The attack was eventually linked to a Croatian nationalist group upset with President Jimmy Carter’s planned visit to Yugoslavia. The bombing wasn’t the first time a Yugoslav diplomat had been targeted, though — in 1967, the embassy in Washington was similarly bombed.
Other such attacks have struck at a number of embassies, in fact. In 1970, the Portuguese Embassy was bombed by the Revolutionary Action Party, a group that opposed American support for South Africa’s apartheid regime. In 1971, the Jewish Defense League set fire to three cars owned by the Soviet Embassy, while in 1973 a letter bomb went off at the British Embassy, causing a secretary to the military attaché to lose a hand. (The Irish Republican Army claimed responsibility for that attack.) In 1975, anti-Castro extremists attacked the Costa Rican Embassy.
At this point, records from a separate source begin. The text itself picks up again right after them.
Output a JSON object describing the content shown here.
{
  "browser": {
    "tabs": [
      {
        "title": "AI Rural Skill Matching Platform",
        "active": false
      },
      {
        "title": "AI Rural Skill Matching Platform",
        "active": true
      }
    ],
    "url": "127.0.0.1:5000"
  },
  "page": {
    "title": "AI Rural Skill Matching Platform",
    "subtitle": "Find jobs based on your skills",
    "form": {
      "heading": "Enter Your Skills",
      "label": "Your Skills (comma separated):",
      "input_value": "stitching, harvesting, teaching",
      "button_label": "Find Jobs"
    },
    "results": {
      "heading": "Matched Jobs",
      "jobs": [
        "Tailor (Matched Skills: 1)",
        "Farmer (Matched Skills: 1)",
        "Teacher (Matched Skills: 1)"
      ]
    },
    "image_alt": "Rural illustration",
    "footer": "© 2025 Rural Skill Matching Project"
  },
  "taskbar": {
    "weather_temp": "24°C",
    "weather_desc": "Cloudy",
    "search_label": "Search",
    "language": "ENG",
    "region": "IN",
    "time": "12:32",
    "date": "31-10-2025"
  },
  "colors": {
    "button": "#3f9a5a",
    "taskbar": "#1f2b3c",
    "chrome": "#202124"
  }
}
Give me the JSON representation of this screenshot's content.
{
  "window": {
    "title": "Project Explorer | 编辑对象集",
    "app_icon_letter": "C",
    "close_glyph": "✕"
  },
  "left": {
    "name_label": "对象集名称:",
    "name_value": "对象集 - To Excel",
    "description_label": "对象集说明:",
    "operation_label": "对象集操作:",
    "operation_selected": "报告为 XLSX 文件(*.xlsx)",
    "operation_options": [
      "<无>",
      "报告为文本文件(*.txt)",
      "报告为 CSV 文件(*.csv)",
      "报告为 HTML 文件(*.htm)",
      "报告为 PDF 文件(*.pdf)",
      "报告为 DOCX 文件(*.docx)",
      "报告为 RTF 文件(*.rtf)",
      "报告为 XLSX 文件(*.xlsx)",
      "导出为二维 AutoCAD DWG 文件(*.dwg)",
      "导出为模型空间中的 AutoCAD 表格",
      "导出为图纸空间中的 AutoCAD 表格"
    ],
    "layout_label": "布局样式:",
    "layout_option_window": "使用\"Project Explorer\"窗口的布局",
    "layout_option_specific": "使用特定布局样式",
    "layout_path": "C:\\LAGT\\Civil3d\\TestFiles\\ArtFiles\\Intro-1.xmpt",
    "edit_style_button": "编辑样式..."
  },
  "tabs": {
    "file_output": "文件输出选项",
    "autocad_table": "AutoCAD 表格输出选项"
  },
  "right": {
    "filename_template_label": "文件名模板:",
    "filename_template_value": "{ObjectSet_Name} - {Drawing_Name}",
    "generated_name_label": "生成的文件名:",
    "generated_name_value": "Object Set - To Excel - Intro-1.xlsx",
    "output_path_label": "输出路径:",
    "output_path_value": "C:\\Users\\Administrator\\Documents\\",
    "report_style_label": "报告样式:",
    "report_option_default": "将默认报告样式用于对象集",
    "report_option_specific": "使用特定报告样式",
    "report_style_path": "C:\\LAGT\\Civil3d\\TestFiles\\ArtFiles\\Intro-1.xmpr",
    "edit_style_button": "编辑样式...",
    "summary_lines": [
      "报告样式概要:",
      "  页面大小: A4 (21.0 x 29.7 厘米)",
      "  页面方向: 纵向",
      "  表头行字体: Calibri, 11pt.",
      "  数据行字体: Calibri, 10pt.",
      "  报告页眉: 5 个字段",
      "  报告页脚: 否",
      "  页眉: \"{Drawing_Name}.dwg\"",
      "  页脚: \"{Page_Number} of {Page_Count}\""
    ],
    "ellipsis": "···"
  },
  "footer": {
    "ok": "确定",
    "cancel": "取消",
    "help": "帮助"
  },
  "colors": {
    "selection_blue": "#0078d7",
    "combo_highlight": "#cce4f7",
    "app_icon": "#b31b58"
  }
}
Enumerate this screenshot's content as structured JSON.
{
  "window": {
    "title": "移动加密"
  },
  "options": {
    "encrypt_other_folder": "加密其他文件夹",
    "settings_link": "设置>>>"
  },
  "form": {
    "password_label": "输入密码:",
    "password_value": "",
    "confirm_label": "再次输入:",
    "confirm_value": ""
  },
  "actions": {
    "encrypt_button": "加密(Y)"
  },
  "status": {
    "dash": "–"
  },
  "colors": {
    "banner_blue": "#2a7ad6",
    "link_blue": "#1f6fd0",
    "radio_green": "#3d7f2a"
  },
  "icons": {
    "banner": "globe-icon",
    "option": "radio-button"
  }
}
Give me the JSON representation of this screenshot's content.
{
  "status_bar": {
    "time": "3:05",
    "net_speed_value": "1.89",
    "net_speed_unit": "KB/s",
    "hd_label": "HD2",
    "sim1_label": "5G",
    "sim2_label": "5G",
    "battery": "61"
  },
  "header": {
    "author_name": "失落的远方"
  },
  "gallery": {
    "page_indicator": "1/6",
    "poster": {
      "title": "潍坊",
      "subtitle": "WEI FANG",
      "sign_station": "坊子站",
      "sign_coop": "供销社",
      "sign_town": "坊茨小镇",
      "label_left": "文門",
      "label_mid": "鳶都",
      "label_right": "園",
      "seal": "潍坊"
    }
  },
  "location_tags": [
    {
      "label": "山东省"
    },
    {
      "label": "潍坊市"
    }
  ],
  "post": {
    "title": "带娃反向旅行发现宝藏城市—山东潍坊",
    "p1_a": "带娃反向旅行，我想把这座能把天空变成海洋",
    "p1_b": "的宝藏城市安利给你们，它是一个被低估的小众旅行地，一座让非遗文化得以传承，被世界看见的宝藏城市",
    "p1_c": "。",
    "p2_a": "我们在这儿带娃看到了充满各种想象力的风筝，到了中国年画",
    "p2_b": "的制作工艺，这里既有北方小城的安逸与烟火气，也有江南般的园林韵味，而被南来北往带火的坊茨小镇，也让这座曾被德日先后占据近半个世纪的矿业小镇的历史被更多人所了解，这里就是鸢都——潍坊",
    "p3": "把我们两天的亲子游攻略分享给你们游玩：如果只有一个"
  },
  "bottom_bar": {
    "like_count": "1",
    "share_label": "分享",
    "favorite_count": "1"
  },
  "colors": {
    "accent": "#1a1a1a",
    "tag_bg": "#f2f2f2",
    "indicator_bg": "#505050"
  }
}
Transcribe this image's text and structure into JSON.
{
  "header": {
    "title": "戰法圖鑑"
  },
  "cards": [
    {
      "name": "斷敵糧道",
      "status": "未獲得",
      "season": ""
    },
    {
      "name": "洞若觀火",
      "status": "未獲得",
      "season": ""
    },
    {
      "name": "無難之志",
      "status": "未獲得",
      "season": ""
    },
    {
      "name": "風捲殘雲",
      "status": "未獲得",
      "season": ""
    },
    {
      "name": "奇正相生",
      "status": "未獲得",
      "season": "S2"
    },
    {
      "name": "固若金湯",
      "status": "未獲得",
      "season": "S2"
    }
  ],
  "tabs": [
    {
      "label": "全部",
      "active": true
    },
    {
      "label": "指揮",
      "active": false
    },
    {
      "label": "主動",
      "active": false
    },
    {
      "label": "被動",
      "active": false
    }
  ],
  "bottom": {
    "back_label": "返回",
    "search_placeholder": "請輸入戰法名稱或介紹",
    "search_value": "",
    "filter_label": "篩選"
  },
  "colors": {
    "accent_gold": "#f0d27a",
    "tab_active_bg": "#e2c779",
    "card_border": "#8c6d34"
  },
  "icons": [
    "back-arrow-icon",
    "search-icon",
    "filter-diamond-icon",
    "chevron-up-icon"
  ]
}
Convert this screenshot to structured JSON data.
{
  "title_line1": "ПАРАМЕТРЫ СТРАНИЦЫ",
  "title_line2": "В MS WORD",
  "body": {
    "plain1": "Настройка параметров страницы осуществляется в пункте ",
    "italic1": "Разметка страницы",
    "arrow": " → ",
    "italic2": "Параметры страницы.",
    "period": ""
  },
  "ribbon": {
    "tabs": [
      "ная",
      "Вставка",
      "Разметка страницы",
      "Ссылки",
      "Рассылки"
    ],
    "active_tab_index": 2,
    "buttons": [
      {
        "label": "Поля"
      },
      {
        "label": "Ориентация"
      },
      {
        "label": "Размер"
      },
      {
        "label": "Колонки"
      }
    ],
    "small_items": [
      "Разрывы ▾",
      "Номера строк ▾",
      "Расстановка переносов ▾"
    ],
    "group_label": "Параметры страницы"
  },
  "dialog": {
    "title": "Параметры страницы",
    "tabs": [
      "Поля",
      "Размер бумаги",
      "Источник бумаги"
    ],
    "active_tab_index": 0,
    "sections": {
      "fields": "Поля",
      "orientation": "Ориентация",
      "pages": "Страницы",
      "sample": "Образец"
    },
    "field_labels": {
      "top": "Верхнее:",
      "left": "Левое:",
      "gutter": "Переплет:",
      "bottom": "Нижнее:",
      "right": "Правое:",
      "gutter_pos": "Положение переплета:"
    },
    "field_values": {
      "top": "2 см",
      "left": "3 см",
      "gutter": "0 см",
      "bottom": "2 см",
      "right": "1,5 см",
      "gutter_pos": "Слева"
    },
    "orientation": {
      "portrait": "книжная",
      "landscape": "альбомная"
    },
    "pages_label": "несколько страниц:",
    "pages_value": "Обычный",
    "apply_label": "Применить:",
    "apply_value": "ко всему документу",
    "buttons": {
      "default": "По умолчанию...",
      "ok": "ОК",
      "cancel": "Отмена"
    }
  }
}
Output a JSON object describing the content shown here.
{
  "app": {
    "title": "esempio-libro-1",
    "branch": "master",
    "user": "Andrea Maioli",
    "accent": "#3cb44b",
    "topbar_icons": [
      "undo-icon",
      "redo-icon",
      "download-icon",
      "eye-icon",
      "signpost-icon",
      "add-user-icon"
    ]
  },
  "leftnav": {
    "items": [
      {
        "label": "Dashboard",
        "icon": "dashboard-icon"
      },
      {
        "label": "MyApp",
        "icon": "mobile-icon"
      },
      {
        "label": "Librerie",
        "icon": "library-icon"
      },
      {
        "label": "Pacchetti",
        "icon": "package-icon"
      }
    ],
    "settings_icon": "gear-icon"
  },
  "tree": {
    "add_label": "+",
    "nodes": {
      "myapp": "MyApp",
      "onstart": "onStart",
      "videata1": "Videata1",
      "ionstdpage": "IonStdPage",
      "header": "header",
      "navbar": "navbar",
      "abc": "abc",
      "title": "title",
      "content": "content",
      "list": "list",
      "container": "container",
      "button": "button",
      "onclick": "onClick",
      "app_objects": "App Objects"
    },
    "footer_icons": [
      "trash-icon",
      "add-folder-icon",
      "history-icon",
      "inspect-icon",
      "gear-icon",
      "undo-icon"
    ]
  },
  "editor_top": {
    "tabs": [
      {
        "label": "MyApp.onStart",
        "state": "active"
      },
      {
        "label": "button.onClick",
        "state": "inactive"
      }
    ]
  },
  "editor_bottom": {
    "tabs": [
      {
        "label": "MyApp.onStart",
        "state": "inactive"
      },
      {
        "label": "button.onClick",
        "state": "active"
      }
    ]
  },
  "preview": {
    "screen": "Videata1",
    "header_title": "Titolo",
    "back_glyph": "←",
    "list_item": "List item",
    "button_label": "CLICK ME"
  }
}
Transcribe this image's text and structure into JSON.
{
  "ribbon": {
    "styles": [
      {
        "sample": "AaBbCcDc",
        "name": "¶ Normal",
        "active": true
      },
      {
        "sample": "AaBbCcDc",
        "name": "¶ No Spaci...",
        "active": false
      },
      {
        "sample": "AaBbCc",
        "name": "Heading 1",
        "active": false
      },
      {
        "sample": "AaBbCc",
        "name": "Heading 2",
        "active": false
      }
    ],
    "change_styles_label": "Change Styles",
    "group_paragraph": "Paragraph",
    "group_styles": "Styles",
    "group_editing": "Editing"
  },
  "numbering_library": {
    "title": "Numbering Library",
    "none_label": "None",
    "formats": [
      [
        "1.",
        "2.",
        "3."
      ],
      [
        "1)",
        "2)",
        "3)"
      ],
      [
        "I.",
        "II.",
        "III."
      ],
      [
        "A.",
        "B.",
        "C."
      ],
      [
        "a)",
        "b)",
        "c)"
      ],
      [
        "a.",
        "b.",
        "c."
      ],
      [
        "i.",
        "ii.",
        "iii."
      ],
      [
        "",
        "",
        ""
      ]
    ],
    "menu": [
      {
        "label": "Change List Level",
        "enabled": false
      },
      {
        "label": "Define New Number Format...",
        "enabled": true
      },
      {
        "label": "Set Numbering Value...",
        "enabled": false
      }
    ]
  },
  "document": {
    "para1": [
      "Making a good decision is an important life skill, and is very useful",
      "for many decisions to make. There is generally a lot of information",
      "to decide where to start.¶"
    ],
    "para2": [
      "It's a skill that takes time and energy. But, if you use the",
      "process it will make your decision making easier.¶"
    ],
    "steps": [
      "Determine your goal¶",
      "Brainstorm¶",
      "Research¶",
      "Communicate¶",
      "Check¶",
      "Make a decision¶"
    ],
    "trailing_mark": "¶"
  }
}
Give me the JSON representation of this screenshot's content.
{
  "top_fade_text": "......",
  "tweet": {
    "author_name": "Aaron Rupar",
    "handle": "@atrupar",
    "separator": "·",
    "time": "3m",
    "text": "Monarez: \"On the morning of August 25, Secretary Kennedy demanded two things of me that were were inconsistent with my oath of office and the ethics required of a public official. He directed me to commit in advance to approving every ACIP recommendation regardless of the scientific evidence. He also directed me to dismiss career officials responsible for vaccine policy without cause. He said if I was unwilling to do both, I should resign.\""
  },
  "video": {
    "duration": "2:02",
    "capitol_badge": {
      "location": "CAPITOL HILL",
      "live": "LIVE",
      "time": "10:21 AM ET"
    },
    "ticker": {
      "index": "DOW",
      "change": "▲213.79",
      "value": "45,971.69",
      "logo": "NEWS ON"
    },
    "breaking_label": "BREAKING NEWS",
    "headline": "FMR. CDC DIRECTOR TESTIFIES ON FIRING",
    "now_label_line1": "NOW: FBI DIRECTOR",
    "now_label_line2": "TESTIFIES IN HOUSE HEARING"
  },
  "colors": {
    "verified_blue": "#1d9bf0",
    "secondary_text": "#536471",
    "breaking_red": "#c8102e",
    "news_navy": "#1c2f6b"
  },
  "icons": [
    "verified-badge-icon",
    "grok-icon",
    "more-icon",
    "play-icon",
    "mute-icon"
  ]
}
In 1981, a man was shot and wounded during the occupation of the Iranian Embassy by anti-Khomeini forces, and a group known as the Black Brigades claimed responsibility for setting a fire at the Liberian Embassy. In 1983, the Embassy of the Philippines was firebombed.
Probably the country that has suffered most from attacks on its diplomats is Turkey. According to the Assembly of Turkish American Associations, Turkish diplomats have been the victims of up to 27 attacks worldwide by Armenian terrorists. Five of those have been in the United States, three in California alone — one in 1973, and two in 1982.
Despite the fact that none took place in Washington, D.C., to this day the Turkish ambassador’s residence off Sheridan Circle enjoys round-the-clock protection from the U.S. Secret Service.
About the Author
Martin Austermuhle is a freelance writer in Washington, D.C., and associate editor of DCist.com.